* EXERCISE REQUIREMENTS *
Every line of the data below should be printed exactly.

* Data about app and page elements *
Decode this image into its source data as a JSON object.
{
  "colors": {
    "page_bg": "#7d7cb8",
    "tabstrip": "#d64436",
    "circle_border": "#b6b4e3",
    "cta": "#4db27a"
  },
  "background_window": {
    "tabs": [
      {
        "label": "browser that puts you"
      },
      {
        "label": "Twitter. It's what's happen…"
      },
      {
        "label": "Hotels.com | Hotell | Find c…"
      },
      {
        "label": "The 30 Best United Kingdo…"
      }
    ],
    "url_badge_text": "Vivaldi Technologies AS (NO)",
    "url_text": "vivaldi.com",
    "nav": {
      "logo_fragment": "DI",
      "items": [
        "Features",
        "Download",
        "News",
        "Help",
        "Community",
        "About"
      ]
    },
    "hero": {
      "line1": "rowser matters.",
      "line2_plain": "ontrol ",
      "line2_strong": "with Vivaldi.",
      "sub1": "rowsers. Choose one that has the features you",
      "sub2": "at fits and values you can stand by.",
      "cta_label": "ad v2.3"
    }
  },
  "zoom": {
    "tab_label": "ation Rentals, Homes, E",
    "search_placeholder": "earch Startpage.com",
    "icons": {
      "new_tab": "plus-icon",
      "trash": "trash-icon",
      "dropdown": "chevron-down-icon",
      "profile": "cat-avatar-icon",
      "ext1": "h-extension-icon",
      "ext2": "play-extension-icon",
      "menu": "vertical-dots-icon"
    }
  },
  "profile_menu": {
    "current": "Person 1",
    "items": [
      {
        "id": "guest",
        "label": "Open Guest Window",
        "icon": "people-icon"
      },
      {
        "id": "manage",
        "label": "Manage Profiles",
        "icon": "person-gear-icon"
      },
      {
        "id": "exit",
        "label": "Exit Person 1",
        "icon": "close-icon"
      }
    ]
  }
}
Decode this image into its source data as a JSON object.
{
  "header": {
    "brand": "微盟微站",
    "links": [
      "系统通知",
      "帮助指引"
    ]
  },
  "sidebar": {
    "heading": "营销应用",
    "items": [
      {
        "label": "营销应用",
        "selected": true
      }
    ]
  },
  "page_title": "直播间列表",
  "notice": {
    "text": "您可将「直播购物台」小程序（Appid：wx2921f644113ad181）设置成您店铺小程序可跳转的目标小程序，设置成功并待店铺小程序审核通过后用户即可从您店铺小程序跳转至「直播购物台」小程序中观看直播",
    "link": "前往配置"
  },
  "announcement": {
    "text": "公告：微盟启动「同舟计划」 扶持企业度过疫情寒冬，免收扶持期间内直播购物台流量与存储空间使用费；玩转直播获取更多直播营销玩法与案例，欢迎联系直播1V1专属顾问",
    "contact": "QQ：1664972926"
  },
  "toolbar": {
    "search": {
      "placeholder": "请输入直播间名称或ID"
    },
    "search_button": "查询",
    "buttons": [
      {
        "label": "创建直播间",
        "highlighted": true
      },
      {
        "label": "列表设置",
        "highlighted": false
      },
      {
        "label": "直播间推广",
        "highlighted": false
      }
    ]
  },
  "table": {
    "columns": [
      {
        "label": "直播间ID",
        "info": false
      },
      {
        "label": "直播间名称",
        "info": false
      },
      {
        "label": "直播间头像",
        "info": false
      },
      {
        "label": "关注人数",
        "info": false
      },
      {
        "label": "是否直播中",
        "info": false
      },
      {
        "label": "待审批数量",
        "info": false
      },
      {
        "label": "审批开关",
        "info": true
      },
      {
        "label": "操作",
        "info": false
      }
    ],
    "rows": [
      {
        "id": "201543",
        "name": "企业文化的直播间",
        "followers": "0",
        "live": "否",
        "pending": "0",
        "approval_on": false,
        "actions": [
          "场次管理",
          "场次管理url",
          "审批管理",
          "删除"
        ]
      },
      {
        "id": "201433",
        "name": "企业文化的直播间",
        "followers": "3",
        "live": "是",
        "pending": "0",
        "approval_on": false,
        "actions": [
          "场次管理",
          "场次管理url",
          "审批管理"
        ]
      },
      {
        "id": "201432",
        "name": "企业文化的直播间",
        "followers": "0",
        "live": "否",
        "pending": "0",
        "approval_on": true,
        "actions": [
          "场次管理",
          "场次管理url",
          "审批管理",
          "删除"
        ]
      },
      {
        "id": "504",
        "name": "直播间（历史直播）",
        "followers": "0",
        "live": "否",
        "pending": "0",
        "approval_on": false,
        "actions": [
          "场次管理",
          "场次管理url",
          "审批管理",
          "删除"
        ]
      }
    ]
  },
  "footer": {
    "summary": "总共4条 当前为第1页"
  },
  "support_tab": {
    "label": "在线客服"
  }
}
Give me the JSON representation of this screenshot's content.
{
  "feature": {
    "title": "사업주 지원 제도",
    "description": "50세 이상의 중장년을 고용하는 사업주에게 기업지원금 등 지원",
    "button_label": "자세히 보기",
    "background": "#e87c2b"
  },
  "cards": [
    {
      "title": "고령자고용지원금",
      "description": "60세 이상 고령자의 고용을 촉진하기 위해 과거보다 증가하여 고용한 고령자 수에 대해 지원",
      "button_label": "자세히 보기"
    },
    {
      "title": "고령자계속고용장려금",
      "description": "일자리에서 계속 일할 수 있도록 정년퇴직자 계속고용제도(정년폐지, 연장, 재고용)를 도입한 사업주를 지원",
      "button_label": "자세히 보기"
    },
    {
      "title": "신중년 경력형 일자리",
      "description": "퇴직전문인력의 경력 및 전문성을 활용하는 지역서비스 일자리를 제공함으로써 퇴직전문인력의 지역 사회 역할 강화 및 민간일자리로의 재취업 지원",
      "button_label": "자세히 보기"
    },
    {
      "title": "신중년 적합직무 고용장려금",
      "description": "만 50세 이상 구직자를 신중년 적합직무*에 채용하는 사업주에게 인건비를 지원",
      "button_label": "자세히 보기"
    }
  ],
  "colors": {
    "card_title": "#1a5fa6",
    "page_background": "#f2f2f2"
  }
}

* PROBLEM SOLUTION *
Decode this image into its source data as a JSON object.
{
  "colors": {
    "page_bg": "#7d7cb8",
    "tabstrip": "#d64436",
    "circle_border": "#b6b4e3",
    "cta": "#4db27a"
  },
  "background_window": {
    "tabs": [
      {
        "label": "browser that puts you"
      },
      {
        "label": "Twitter. It's what's happen…"
      },
      {
        "label": "Hotels.com | Hotell | Find c…"
      },
      {
        "label": "The 30 Best United Kingdo…"
      }
    ],
    "url_badge_text": "Vivaldi Technologies AS (NO)",
    "url_text": "vivaldi.com",
    "nav": {
      "logo_fragment": "DI",
      "items": [
        "Features",
        "Download",
        "News",
        "Help",
        "Community",
        "About"
      ]
    },
    "hero": {
      "line1": "rowser matters.",
      "line2_plain": "ontrol ",
      "line2_strong": "with Vivaldi.",
      "sub1": "rowsers. Choose one that has the features you",
      "sub2": "at fits and values you can stand by.",
      "cta_label": "ad v2.3"
    }
  },
  "zoom": {
    "tab_label": "ation Rentals, Homes, E",
    "search_placeholder": "earch Startpage.com",
    "icons": {
      "new_tab": "plus-icon",
      "trash": "trash-icon",
      "dropdown": "chevron-down-icon",
      "profile": "cat-avatar-icon",
      "ext1": "h-extension-icon",
      "ext2": "play-extension-icon",
      "menu": "vertical-dots-icon"
    }
  },
  "profile_menu": {
    "current": "Person 1",
    "items": [
      {
        "id": "guest",
        "label": "Open Guest Window",
        "icon": "people-icon"
      },
      {
        "id": "manage",
        "label": "Manage Profiles",
        "icon": "person-gear-icon"
      },
      {
        "id": "exit",
        "label": "Exit Person 1",
        "icon": "close-icon"
      }
    ]
  }
}
Decode this image into its source data as a JSON object.
{
  "header": {
    "brand": "微盟微站",
    "links": [
      "系统通知",
      "帮助指引"
    ]
  },
  "sidebar": {
    "heading": "营销应用",
    "items": [
      {
        "label": "营销应用",
        "selected": true
      }
    ]
  },
  "page_title": "直播间列表",
  "notice": {
    "text": "您可将「直播购物台」小程序（Appid：wx2921f644113ad181）设置成您店铺小程序可跳转的目标小程序，设置成功并待店铺小程序审核通过后用户即可从您店铺小程序跳转至「直播购物台」小程序中观看直播",
    "link": "前往配置"
  },
  "announcement": {
    "text": "公告：微盟启动「同舟计划」 扶持企业度过疫情寒冬，免收扶持期间内直播购物台流量与存储空间使用费；玩转直播获取更多直播营销玩法与案例，欢迎联系直播1V1专属顾问",
    "contact": "QQ：1664972926"
  },
  "toolbar": {
    "search": {
      "placeholder": "请输入直播间名称或ID"
    },
    "search_button": "查询",
    "buttons": [
      {
        "label": "创建直播间",
        "highlighted": true
      },
      {
        "label": "列表设置",
        "highlighted": false
      },
      {
        "label": "直播间推广",
        "highlighted": false
      }
    ]
  },
  "table": {
    "columns": [
      {
        "label": "直播间ID",
        "info": false
      },
      {
        "label": "直播间名称",
        "info": false
      },
      {
        "label": "直播间头像",
        "info": false
      },
      {
        "label": "关注人数",
        "info": false
      },
      {
        "label": "是否直播中",
        "info": false
      },
      {
        "label": "待审批数量",
        "info": false
      },
      {
        "label": "审批开关",
        "info": true
      },
      {
        "label": "操作",
        "info": false
      }
    ],
    "rows": [
      {
        "id": "201543",
        "name": "企业文化的直播间",
        "followers": "0",
        "live": "否",
        "pending": "0",
        "approval_on": false,
        "actions": [
          "场次管理",
          "场次管理url",
          "审批管理",
          "删除"
        ]
      },
      {
        "id": "201433",
        "name": "企业文化的直播间",
        "followers": "3",
        "live": "是",
        "pending": "0",
        "approval_on": false,
        "actions": [
          "场次管理",
          "场次管理url",
          "审批管理"
        ]
      },
      {
        "id": "201432",
        "name": "企业文化的直播间",
        "followers": "0",
        "live": "否",
        "pending": "0",
        "approval_on": true,
        "actions": [
          "场次管理",
          "场次管理url",
          "审批管理",
          "删除"
        ]
      },
      {
        "id": "504",
        "name": "直播间（历史直播）",
        "followers": "0",
        "live": "否",
        "pending": "0",
        "approval_on": false,
        "actions": [
          "场次管理",
          "场次管理url",
          "审批管理",
          "删除"
        ]
      }
    ]
  },
  "footer": {
    "summary": "总共4条 当前为第1页"
  },
  "support_tab": {
    "label": "在线客服"
  }
}
Give me the JSON representation of this screenshot's content.
{
  "feature": {
    "title": "사업주 지원 제도",
    "description": "50세 이상의 중장년을 고용하는 사업주에게 기업지원금 등 지원",
    "button_label": "자세히 보기",
    "background": "#e87c2b"
  },
  "cards": [
    {
      "title": "고령자고용지원금",
      "description": "60세 이상 고령자의 고용을 촉진하기 위해 과거보다 증가하여 고용한 고령자 수에 대해 지원",
      "button_label": "자세히 보기"
    },
    {
      "title": "고령자계속고용장려금",
      "description": "일자리에서 계속 일할 수 있도록 정년퇴직자 계속고용제도(정년폐지, 연장, 재고용)를 도입한 사업주를 지원",
      "button_label": "자세히 보기"
    },
    {
      "title": "신중년 경력형 일자리",
      "description": "퇴직전문인력의 경력 및 전문성을 활용하는 지역서비스 일자리를 제공함으로써 퇴직전문인력의 지역 사회 역할 강화 및 민간일자리로의 재취업 지원",
      "button_label": "자세히 보기"
    },
    {
      "title": "신중년 적합직무 고용장려금",
      "description": "만 50세 이상 구직자를 신중년 적합직무*에 채용하는 사업주에게 인건비를 지원",
      "button_label": "자세히 보기"
    }
  ],
  "colors": {
    "card_title": "#1a5fa6",
    "page_background": "#f2f2f2"
  }
}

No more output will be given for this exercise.